Trapping wasps can at best provide only temporary relief in very limited areas, due to the large nest sizes of many colonies. Consider it after trying the previously mentioned management strategies. Funnel traps using synthetic lures such as heptyl butyrate have been used successfully to capture some yellow-jackets. Traps using raw fish as bait have been used for temporary control. Cut the skin to expose the fish's flesh and suspend it above pans containing water and a wetting agent (like dishwashing soap) to reduce surface tension. Yellow-jackets visiting these traps typically cut large pieces of flesh from the carcass and attempt to carry them to sites where they can chew them into smaller pieces. In so doing, they fall into the water and drown. Advantages of this method include ease of construction, effectiveness, and avoidance of toxic materials.

Other options include applying a dust insecticide such as Sevin® dust, Eight® dust or any other insecticidal dust into the hole after dark when the insects are inside the nest and not guarding the entrance. Do this carefully, following all label information, using a flashlight covered with red cellophane. Bees and wasps don't perceive the color red.
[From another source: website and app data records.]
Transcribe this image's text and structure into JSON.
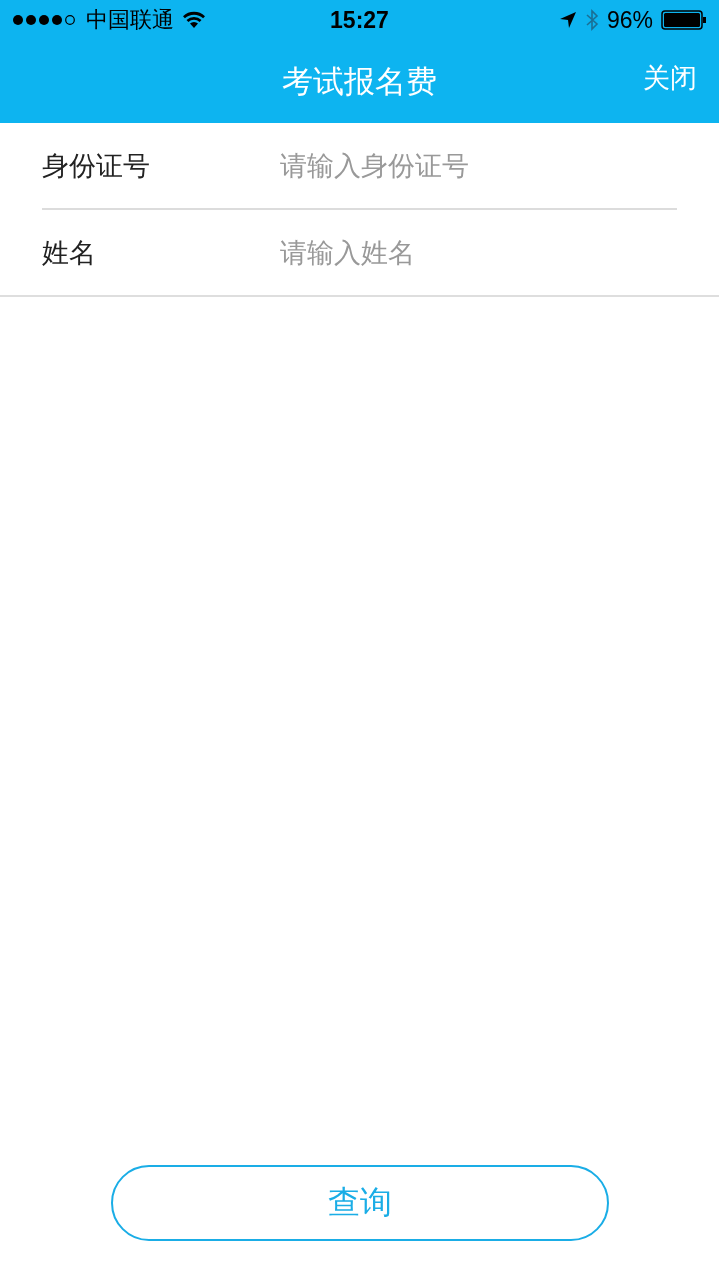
{
  "status_bar": {
    "carrier": "中国联通",
    "time": "15:27",
    "battery": "96%"
  },
  "nav_bar": {
    "title": "考试报名费",
    "close": "关闭"
  },
  "form": {
    "fields": [
      {
        "label": "身份证号",
        "placeholder": "请输入身份证号"
      },
      {
        "label": "姓名",
        "placeholder": "请输入姓名"
      }
    ]
  },
  "query_button": "查询"
}
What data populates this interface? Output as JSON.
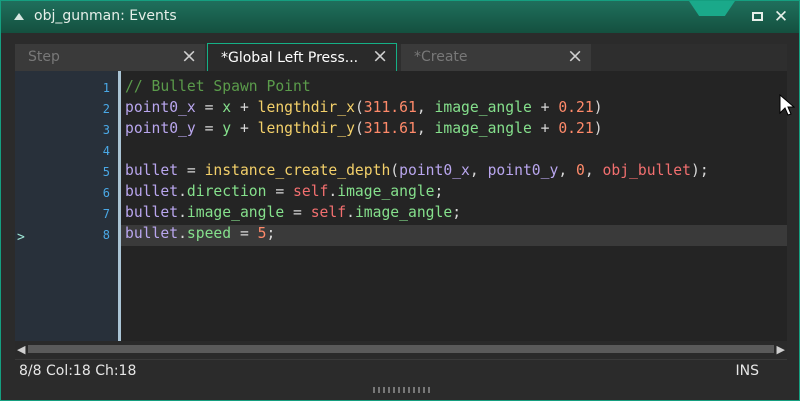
{
  "window": {
    "title": "obj_gunman: Events"
  },
  "tabs": [
    {
      "label": "Step"
    },
    {
      "label": "*Global Left Press..."
    },
    {
      "label": "*Create"
    }
  ],
  "editor": {
    "line_numbers": [
      "1",
      "2",
      "3",
      "4",
      "5",
      "6",
      "7",
      "8"
    ],
    "code": [
      "// Bullet Spawn Point",
      "point0_x = x + lengthdir_x(311.61, image_angle + 0.21)",
      "point0_y = y + lengthdir_y(311.61, image_angle + 0.21)",
      "",
      "bullet = instance_create_depth(point0_x, point0_y, 0, obj_bullet);",
      "bullet.direction = self.image_angle;",
      "bullet.image_angle = self.image_angle;",
      "bullet.speed = 5;"
    ]
  },
  "status": {
    "position": "8/8 Col:18 Ch:18",
    "mode": "INS"
  },
  "colors": {
    "accent": "#15b086",
    "title_bar": "#1f6f5c"
  }
}
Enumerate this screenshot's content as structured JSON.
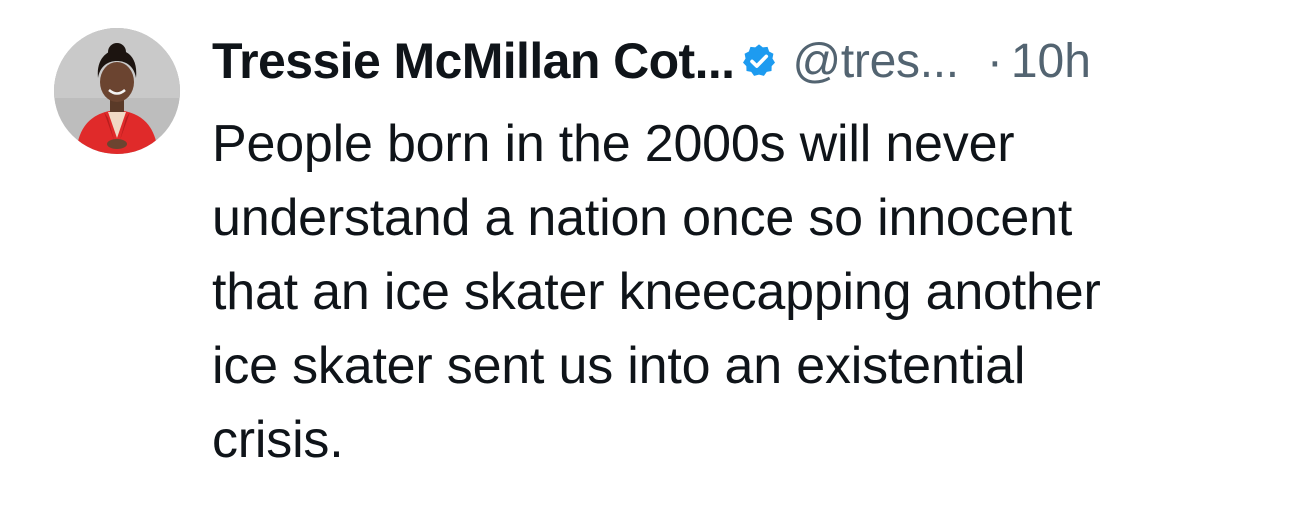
{
  "post": {
    "author": {
      "display_name": "Tressie McMillan Cot...",
      "handle": "@tres...",
      "verified": true,
      "avatar_icon": "profile-photo",
      "verified_icon": "verified-check-icon",
      "verified_color": "#1d9bf0"
    },
    "separator": "·",
    "timestamp": "10h",
    "text_lines": [
      "People born in the 2000s will never",
      "understand a nation once so innocent",
      "that an ice skater kneecapping another",
      "ice skater sent us into an existential",
      "crisis."
    ]
  }
}
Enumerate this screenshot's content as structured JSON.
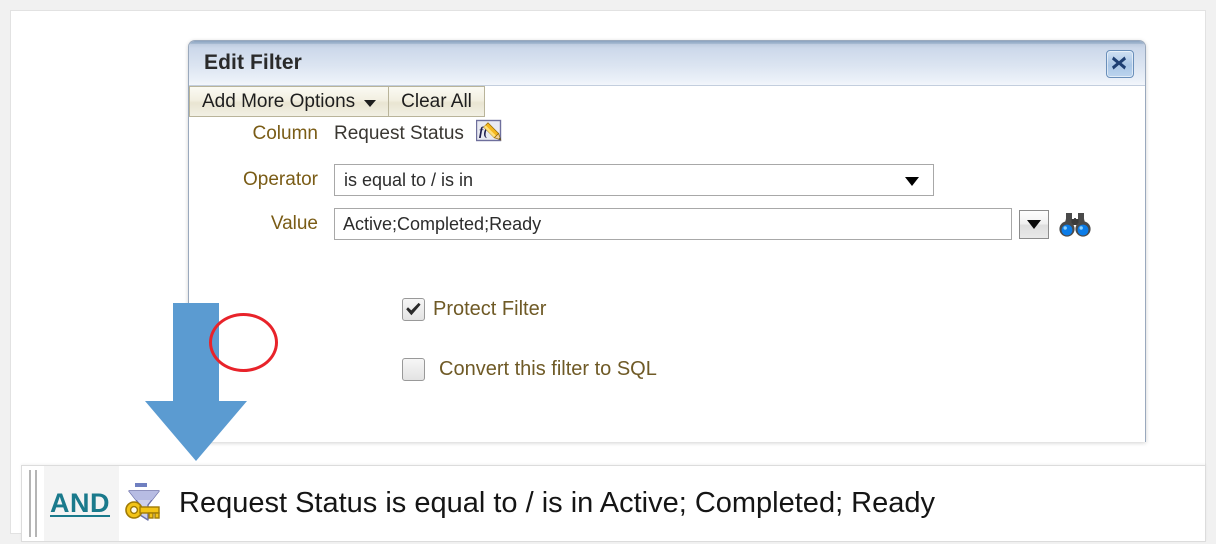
{
  "dialog": {
    "title": "Edit Filter",
    "close_icon": "close-x-icon",
    "fields": {
      "column": {
        "label": "Column",
        "value": "Request Status",
        "formula_icon": "fx-edit-icon"
      },
      "operator": {
        "label": "Operator",
        "value": "is equal to / is in",
        "dropdown_icon": "chevron-down-icon"
      },
      "value": {
        "label": "Value",
        "value": "Active;Completed;Ready",
        "placeholder": "",
        "dropdown_icon": "dropdown-triangle-icon",
        "search_icon": "binoculars-icon"
      }
    },
    "buttons": {
      "add_more_options": "Add More Options",
      "clear_all": "Clear All"
    },
    "checkboxes": [
      {
        "label": "Protect Filter",
        "checked": true
      },
      {
        "label": "Convert this filter to SQL",
        "checked": false
      }
    ]
  },
  "annotations": {
    "ellipse_color": "#e8232a",
    "arrow_color": "#5b9bd1",
    "arrow_icon": "down-arrow-annotation"
  },
  "result_bar": {
    "drag_handle_icon": "drag-handle-icon",
    "operator_link": "AND",
    "filter_icon": "filter-key-icon",
    "expression": "Request Status is equal to / is in  Active; Completed; Ready"
  },
  "colors": {
    "label_text": "#7a5c16",
    "link_teal": "#1a7a8c",
    "titlebar_blue": "#ccd8ea",
    "arrow_blue": "#5b9bd1",
    "annotation_red": "#e8232a"
  }
}
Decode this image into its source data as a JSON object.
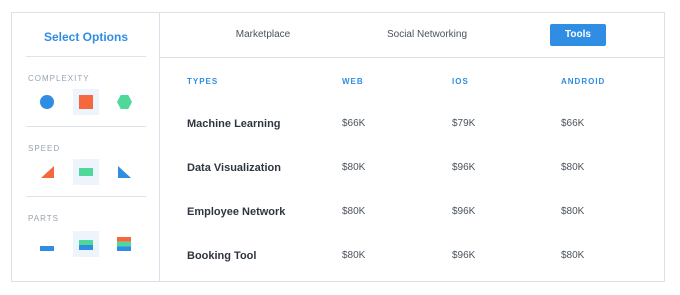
{
  "sidebar": {
    "title": "Select Options",
    "groups": [
      {
        "label": "COMPLEXITY",
        "options": [
          {
            "icon": "circle-icon",
            "color": "#2f8de4",
            "selected": false
          },
          {
            "icon": "square-icon",
            "color": "#f5673d",
            "selected": true
          },
          {
            "icon": "hexagon-icon",
            "color": "#4fd89a",
            "selected": false
          }
        ]
      },
      {
        "label": "SPEED",
        "options": [
          {
            "icon": "triangle-right-angle-icon",
            "color": "#f5673d",
            "selected": false
          },
          {
            "icon": "flat-bar-icon",
            "color": "#4fd89a",
            "selected": true
          },
          {
            "icon": "triangle-left-angle-icon",
            "color": "#2f8de4",
            "selected": false
          }
        ]
      },
      {
        "label": "PARTS",
        "options": [
          {
            "icon": "single-layer-icon",
            "color": "#2f8de4",
            "selected": false
          },
          {
            "icon": "two-layer-icon",
            "color": "#4fd89a",
            "selected": true
          },
          {
            "icon": "three-layer-icon",
            "color": "#f5673d",
            "selected": false
          }
        ]
      }
    ]
  },
  "tabs": [
    {
      "label": "Marketplace",
      "active": false
    },
    {
      "label": "Social Networking",
      "active": false
    },
    {
      "label": "Tools",
      "active": true
    }
  ],
  "table": {
    "headers": [
      "TYPES",
      "WEB",
      "IOS",
      "ANDROID"
    ],
    "rows": [
      {
        "name": "Machine Learning",
        "web": "$66K",
        "ios": "$79K",
        "android": "$66K"
      },
      {
        "name": "Data Visualization",
        "web": "$80K",
        "ios": "$96K",
        "android": "$80K"
      },
      {
        "name": "Employee Network",
        "web": "$80K",
        "ios": "$96K",
        "android": "$80K"
      },
      {
        "name": "Booking Tool",
        "web": "$80K",
        "ios": "$96K",
        "android": "$80K"
      }
    ]
  },
  "colors": {
    "accent": "#2f8de4",
    "orange": "#f5673d",
    "green": "#4fd89a"
  }
}
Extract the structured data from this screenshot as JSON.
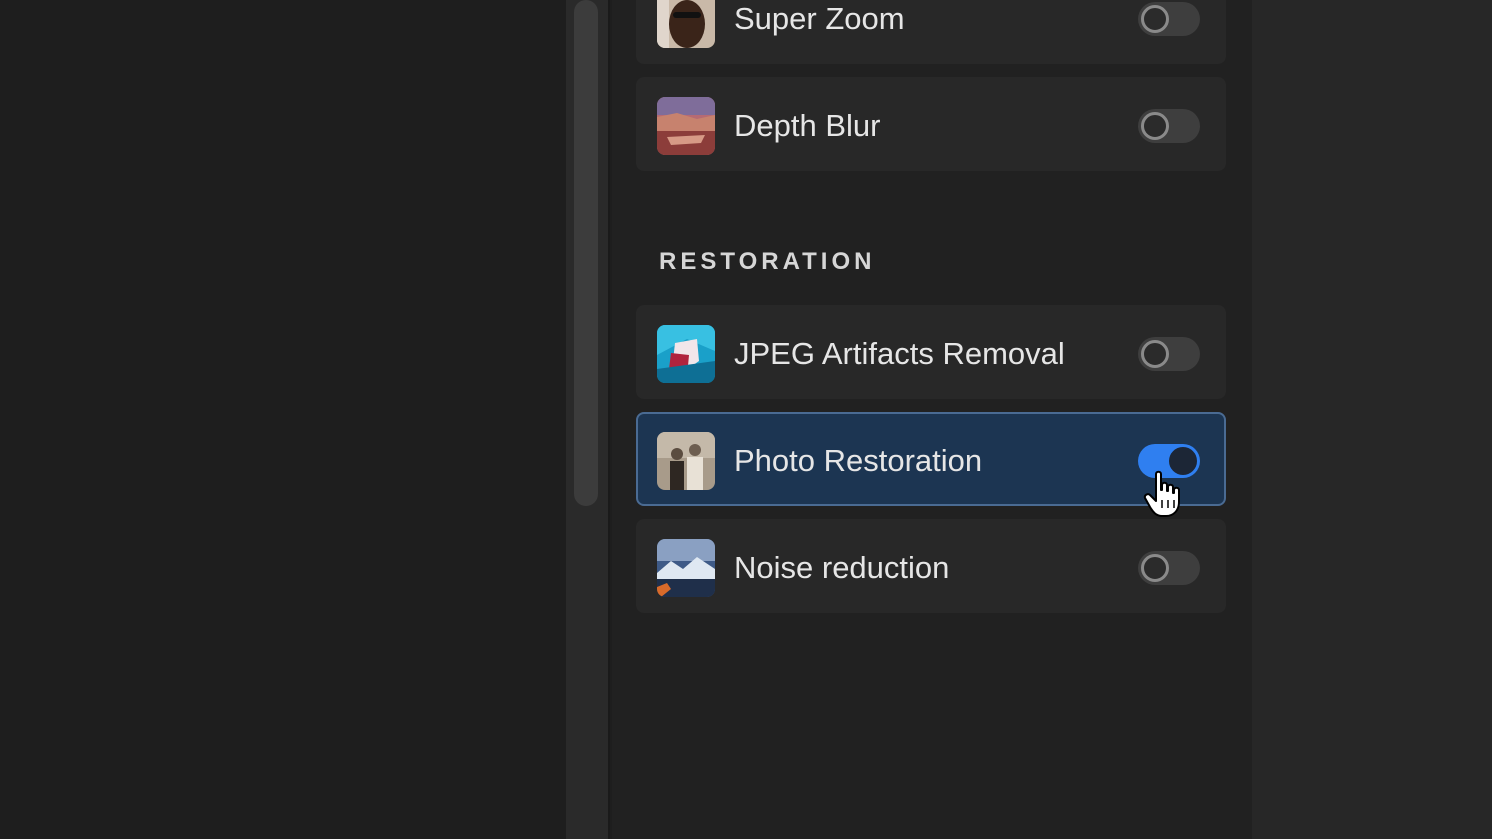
{
  "filters_top": [
    {
      "label": "Super Zoom",
      "icon": "portrait-thumbnail-icon",
      "enabled": false
    },
    {
      "label": "Depth Blur",
      "icon": "canyon-thumbnail-icon",
      "enabled": false
    }
  ],
  "restoration": {
    "header": "RESTORATION",
    "items": [
      {
        "label": "JPEG Artifacts Removal",
        "icon": "artifact-thumbnail-icon",
        "enabled": false
      },
      {
        "label": "Photo Restoration",
        "icon": "old-photo-thumbnail-icon",
        "enabled": true
      },
      {
        "label": "Noise reduction",
        "icon": "mountain-thumbnail-icon",
        "enabled": false
      }
    ]
  },
  "colors": {
    "accent": "#2f7ff0",
    "active_row": "#1c3552",
    "panel": "#212121",
    "row": "#282828"
  }
}
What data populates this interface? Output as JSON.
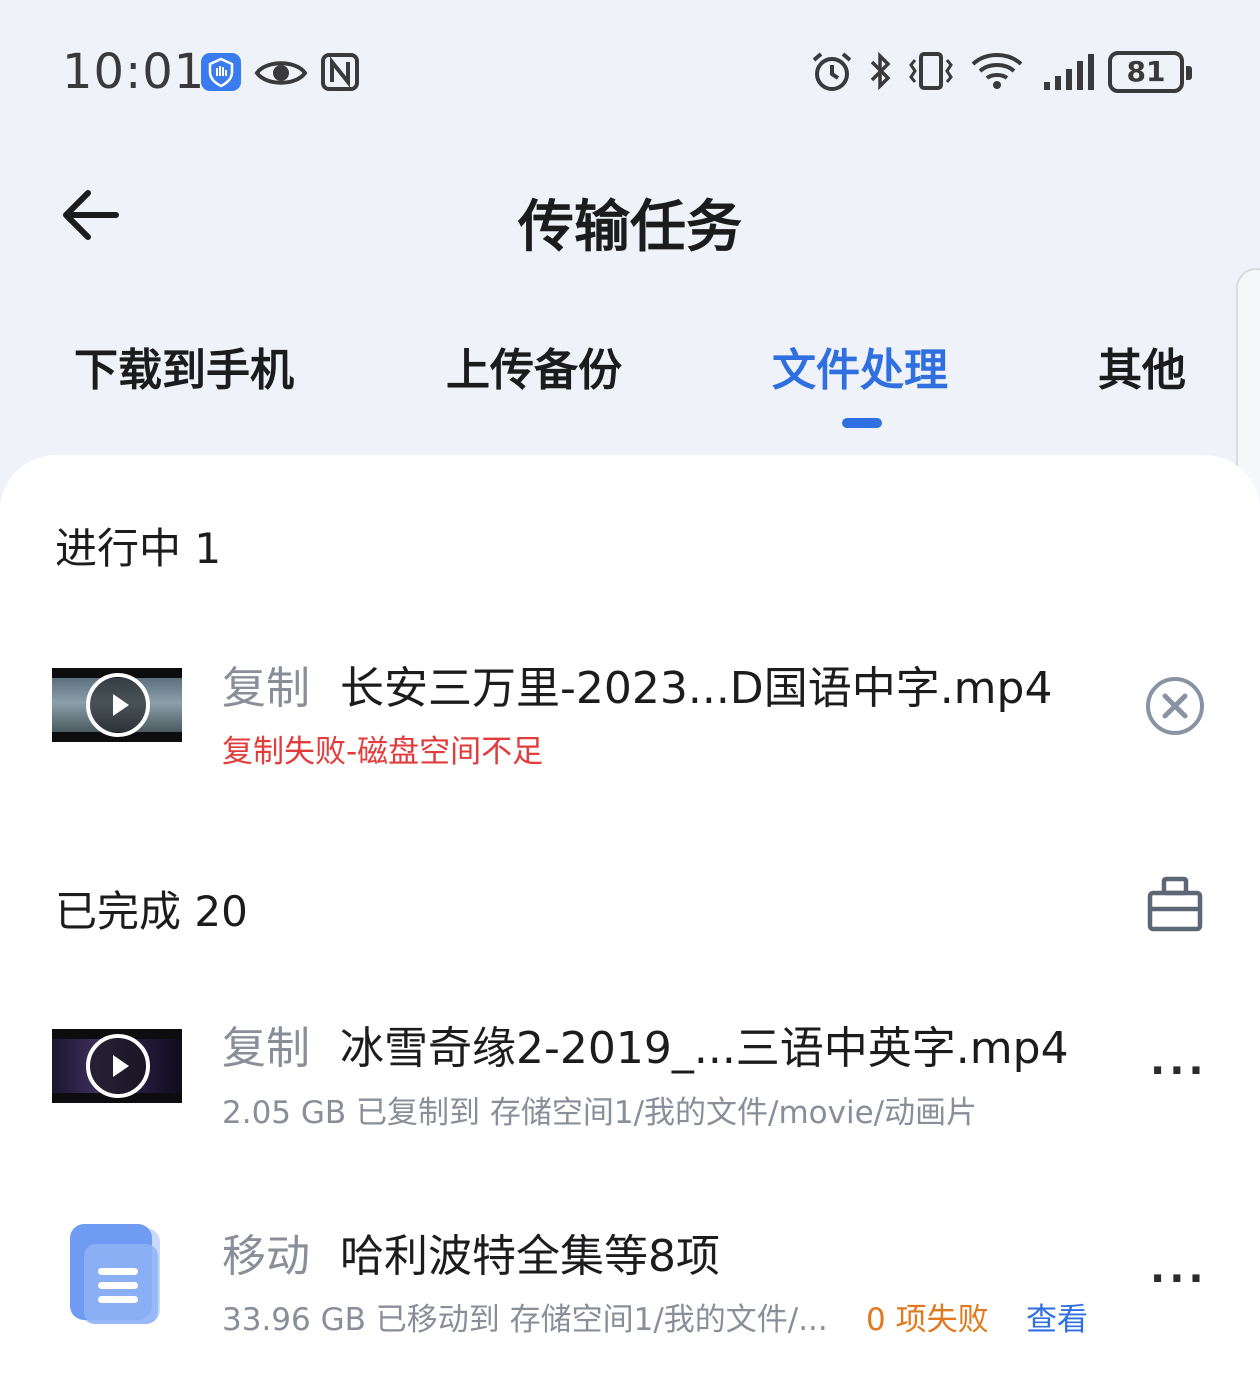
{
  "status_bar": {
    "time": "10:01",
    "icons": [
      "hand-shield-icon",
      "eye-icon",
      "nfc-icon",
      "alarm-icon",
      "bluetooth-icon",
      "vibrate-icon",
      "wifi-icon",
      "signal-icon"
    ],
    "battery": "81"
  },
  "header": {
    "title": "传输任务",
    "back_icon": "back-arrow-icon"
  },
  "tabs": [
    {
      "label": "下载到手机",
      "active": false
    },
    {
      "label": "上传备份",
      "active": false
    },
    {
      "label": "文件处理",
      "active": true
    },
    {
      "label": "其他",
      "active": false
    }
  ],
  "colors": {
    "accent": "#2f6fe0",
    "error": "#e23c3c",
    "warning": "#e07a1f",
    "muted": "#8a8e99",
    "background": "#eff2f8"
  },
  "in_progress": {
    "title": "进行中 1",
    "items": [
      {
        "operation": "复制",
        "name": "长安三万里-2023...D国语中字.mp4",
        "status": "复制失败-磁盘空间不足"
      }
    ]
  },
  "completed": {
    "title": "已完成 20",
    "items": [
      {
        "operation": "复制",
        "name": "冰雪奇缘2-2019_...三语中英字.mp4",
        "detail": "2.05 GB 已复制到 存储空间1/我的文件/movie/动画片"
      },
      {
        "operation": "移动",
        "name": "哈利波特全集等8项",
        "detail": "33.96 GB 已移动到 存储空间1/我的文件/...",
        "fail_text": "0 项失败",
        "view_label": "查看"
      }
    ]
  },
  "more_label": "..."
}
Wear garments with long sleeves and pant legs. After the first application, leave the hole undisturbed for about three days, then repeat the dusting procedure and plug the hole with caulk or putty.

Do not use gasoline or other flammable liquids to destroy ground-dwelling yellow-jackets. This poisons the soil and can result in explosions or serious burns. Other chemical controls for yellow-jackets are aerosol products containing a pyrethroid, and a freezing agent to provide rapid quick kill.

Yellow-Jacket Wasp
Yellow-Jacket Wasp
Image of Dennis Ferraro
Dennis Ferraro
Wildlife Biologist & Herpetologist Extension Specialist
Dennis Ferraro is the resident herpetologist and wildlife biologist at the University of Nebraska - Lincoln School of Natural Resources. He has been a UNL faculty member since 1990.